In the early 1900s, the Harland and Wolff shipyard in Northern Ireland’s capital was abuzz as workers toiled to finish the highly anticipated RMS Titanic. Here are some ways to relive the stories from Belfast’s shipbuilding golden age at sites connected to the ill-fated cruise liner.
Opened in 2012 to coincide with the 100th anniversary of the Titanic tragedy, this state-of-the-art museum uses innovative interpretive exhibits to chart the city’s rise as a shipbuilding hub. Take the exhilarating shipyard ride through a re-creation of the original Harland and Wolff shipyards, browse interactive exhibits chronicling the construction of the doomed ocean liner, and hear moving accounts from survivors of the tragedy as part of the Titanic Experience.
Guided walking tours of Belfast’s Titanic Quarter lead visitors to locales associated with the famous ship. See the former Harland and Wolff drawing offices where the plans for the Titanic were created (now a boutique hotel) and visit the slipways from where the Titanic set out to sea.

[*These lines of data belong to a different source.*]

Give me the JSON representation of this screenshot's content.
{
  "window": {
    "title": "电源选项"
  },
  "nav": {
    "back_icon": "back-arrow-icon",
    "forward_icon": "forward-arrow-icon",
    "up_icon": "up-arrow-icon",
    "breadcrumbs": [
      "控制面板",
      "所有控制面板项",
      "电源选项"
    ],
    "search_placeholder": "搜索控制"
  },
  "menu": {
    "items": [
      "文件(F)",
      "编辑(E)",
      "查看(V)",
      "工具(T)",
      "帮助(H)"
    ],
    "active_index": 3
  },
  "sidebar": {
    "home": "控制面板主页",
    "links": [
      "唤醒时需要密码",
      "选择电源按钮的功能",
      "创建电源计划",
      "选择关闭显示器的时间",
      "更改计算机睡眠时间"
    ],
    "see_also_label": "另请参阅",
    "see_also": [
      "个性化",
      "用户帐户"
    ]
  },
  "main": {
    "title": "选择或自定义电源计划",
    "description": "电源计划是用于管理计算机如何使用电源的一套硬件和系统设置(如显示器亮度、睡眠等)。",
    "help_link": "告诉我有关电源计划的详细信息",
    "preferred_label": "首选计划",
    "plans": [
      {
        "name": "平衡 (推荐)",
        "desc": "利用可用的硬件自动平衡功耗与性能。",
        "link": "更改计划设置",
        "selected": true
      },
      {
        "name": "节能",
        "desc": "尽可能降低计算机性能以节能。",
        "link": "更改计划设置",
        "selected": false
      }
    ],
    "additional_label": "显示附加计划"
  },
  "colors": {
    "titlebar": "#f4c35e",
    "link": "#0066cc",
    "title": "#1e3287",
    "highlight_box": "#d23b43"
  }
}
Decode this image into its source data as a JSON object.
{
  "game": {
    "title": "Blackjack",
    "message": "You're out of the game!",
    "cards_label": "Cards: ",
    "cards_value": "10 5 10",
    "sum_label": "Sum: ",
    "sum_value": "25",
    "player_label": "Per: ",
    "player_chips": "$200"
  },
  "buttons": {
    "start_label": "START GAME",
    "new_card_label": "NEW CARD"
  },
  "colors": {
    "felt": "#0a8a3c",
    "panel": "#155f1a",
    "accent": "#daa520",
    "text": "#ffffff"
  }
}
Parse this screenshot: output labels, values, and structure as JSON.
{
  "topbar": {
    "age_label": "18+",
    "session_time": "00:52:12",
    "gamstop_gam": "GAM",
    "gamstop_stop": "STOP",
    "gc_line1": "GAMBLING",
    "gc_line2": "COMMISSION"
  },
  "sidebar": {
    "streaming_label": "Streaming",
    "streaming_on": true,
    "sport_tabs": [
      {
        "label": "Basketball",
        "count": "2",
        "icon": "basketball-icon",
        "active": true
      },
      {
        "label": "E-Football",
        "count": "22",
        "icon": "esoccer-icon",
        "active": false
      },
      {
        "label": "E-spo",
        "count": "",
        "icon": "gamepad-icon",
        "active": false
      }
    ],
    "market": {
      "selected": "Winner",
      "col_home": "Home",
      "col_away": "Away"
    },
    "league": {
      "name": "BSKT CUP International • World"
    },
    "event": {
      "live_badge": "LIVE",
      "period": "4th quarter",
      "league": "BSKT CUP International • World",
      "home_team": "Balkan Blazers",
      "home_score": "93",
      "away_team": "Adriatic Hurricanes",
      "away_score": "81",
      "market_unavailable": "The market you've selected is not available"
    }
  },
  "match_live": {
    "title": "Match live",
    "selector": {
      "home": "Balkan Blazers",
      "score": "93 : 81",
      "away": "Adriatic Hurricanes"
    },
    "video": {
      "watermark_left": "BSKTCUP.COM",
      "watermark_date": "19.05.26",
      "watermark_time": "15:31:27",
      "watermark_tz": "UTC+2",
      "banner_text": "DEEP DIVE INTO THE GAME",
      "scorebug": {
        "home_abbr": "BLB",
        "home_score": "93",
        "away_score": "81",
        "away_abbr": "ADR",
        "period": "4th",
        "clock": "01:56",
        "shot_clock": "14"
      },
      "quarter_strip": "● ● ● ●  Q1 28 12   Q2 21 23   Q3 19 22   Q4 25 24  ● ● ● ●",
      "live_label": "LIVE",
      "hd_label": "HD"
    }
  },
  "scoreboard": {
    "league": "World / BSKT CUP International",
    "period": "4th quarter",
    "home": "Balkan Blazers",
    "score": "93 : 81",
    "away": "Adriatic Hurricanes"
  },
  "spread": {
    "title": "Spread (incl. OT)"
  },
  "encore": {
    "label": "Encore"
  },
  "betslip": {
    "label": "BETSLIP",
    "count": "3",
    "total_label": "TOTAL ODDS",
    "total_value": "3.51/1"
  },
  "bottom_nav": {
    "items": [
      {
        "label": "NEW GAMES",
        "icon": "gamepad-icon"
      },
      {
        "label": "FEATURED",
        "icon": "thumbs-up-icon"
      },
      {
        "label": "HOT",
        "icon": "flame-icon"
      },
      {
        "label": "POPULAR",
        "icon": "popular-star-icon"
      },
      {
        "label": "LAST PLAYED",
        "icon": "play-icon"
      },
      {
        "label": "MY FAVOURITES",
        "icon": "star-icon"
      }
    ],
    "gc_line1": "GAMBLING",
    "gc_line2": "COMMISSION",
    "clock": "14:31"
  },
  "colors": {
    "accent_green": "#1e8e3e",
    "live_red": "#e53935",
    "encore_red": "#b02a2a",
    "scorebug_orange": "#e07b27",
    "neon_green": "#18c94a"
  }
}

Titanic Dock and Pump House
Descend to the floor of the large dry dock, which was purpose-built to house the colossal liner and now serves as a visitor attraction. It was here where the finishing touches were made to the Titanic before it embarked on its maiden voyage.
Built as a tender ship for White Star Line ocean liners, the SS Nomadic carried passengers to the Titanic from the port at Cherbourg, France, which was too small to accommodate the famous cruise ship. After a colorful career that included serving in both World Wars as well as hosting a floating restaurant on the Seine in Paris, the Nomadic, which has been refitted to appear how it would back back in 1912, is now permanently stationed in Belfast.
It was here on the River Lagan that the Titanic was first launched into the water in 1911, almost a year before it set off from Southampton, England for its maiden voyage. Titanic enthusiasts can take a boat tour along the Lagan, cruising past the waterside Titanic Quarter—where they can glimpse attractions such as the Titanic Slipways and the Titanic Belfast—along with other maritime sights, including the HMS Caroline, a decommissioned World War I cruiser, and Stormont Wharf, the modern-day cruise port of Belfast city.